Add a comment

 
Subscribe to this thread:
Showing 1-50 of 74

Add a comment

More by Max Brantley

  • Trump at work on obstructing justice; French Hill dodging questions

    Donald Trump is talking about pardons as the Russian investigation heats up. Closer to home, we get the cold shoulder from U.S. Rep. French Hill on his reported meeting with Russian dealmakers.
    • Jul 21, 2017
  • Suddenly, Obamacare doesn't look so bad

    The New York Times ventured into Trumpland in Pennsylvania to sample opinions on the Affordable Care Act, otherwise known as Obamacare. People are singing a different tune.
    • Jul 21, 2017
  • Paul Bookout released from prison, back home in Jonesboro

    Former state Sen. Paul Bookout of Jonesboro, who received an 18-month federal prison sentence for using campaign contributions for personal expenses, is back home in Jonesboro for the remainder of the sentence, the Jonesboro Sun indicates.
    • Jul 21, 2017
  • More »

Readers also liked…

  • Ex-Hog Darrell Walker spotlighted for collection of work by black artists

    Former Razorback basketball player Darrell Walker and his art collection get a mention in today's New York Times in an article about the rising profiles and prices of black artists.
    • Nov 29, 2015
  • Today in Trump: Obstruction of justice anyone?

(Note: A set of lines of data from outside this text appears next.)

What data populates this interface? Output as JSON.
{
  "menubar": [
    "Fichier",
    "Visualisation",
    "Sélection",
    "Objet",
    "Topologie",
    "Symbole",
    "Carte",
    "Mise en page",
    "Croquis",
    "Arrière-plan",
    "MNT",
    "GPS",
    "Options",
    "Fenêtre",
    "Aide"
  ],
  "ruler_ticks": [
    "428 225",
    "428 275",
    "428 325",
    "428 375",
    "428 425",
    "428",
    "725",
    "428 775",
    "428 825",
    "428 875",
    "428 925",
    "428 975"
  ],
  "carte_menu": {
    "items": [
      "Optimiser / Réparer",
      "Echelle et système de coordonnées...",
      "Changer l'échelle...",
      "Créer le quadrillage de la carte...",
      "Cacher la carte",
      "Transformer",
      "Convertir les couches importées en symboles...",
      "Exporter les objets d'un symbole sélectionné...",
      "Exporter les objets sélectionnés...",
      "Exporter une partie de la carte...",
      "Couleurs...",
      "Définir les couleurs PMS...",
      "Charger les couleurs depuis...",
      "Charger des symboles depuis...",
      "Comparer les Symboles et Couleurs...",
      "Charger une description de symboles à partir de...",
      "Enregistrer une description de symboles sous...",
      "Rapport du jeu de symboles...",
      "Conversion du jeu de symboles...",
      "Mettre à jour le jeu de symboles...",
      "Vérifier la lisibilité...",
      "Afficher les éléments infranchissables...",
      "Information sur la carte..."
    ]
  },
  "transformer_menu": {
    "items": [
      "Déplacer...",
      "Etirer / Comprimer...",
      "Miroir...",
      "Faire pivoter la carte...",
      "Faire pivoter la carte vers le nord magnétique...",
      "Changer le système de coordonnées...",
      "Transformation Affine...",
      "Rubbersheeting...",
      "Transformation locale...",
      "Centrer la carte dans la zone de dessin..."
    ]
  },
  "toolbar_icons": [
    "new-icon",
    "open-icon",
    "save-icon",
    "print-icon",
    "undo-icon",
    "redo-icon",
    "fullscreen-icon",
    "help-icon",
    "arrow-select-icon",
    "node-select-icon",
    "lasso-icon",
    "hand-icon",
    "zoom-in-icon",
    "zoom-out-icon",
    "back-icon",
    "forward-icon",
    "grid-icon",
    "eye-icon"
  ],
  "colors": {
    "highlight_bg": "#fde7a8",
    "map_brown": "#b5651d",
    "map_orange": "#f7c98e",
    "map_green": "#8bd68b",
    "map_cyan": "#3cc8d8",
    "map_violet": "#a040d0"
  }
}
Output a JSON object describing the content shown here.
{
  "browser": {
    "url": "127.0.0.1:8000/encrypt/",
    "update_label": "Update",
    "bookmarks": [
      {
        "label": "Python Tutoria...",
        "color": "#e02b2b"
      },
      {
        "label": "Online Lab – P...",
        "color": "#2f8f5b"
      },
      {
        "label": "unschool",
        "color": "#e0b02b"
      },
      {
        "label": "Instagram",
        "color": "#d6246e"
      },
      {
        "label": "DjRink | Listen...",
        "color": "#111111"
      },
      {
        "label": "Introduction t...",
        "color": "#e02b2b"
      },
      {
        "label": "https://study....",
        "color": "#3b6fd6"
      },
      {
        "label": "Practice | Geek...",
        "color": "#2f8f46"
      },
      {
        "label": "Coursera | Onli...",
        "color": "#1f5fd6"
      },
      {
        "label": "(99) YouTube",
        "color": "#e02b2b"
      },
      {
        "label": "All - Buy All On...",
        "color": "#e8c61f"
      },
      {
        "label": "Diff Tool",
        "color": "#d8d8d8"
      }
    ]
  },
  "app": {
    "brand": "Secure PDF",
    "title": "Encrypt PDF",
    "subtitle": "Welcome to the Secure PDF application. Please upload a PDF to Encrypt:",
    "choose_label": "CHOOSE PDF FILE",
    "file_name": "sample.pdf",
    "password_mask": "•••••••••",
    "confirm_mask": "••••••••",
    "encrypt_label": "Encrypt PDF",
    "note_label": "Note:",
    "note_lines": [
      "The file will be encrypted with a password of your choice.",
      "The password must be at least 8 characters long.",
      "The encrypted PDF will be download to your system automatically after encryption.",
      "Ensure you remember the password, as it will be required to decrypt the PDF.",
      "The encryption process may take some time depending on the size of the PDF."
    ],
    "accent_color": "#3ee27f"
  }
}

    It's the New York Times with the news today. Fired FBI Director James Comey kept notes of his talks with Donald Trump. A memo he wrote in February after a meeting with Trump said the president asked him to shut down the investigation into Michael Flynn, his former national security adviser.
    • May 16, 2017
  • Jason Rapert vs. Wikipedia

    Sen. Jason Rapert against the world: Wikipedia edition.
    • Jan 23, 2016

Most Shared

  • So much for a school settlement in Pulaski County

    The Arkansas Democrat-Gazette's Cynthia Howell got the scoop on what appears to be coming upheaval in the Pulaski County School District along with the likely end of any chance of a speedy resolution of school desegregation issues in Pulaski County.
  • Riverfest calls it quits

    The board of directors of Riverfest, Arkansas's largest and longest running music festival, announced today that the festival will no longer be held. Riverfest celebrated itsĀ 40th anniversary in June. A press release blamed competition from other festivals and the rising cost of performers fees for the decision.
  • Football for UA Little Rock

    Andrew Rogerson, the new chancellor at UA Little Rock, has decided to study the cost of starting a major college football team on campus (plus a marching band). Technically, it would be a revival of football, dropped more than 60 years ago when the school was a junior college.
  • Turn to baseball

    When the world threatens to get you down, there is always baseball — an absorbing refuge, an alternate reality entirely unto itself.

Most Viewed

Most Recent Comments

Blogroll

 

© 2017 Arkansas Times | 201 East Markham, Suite 200, Little Rock, AR 72201
Powered by Foundation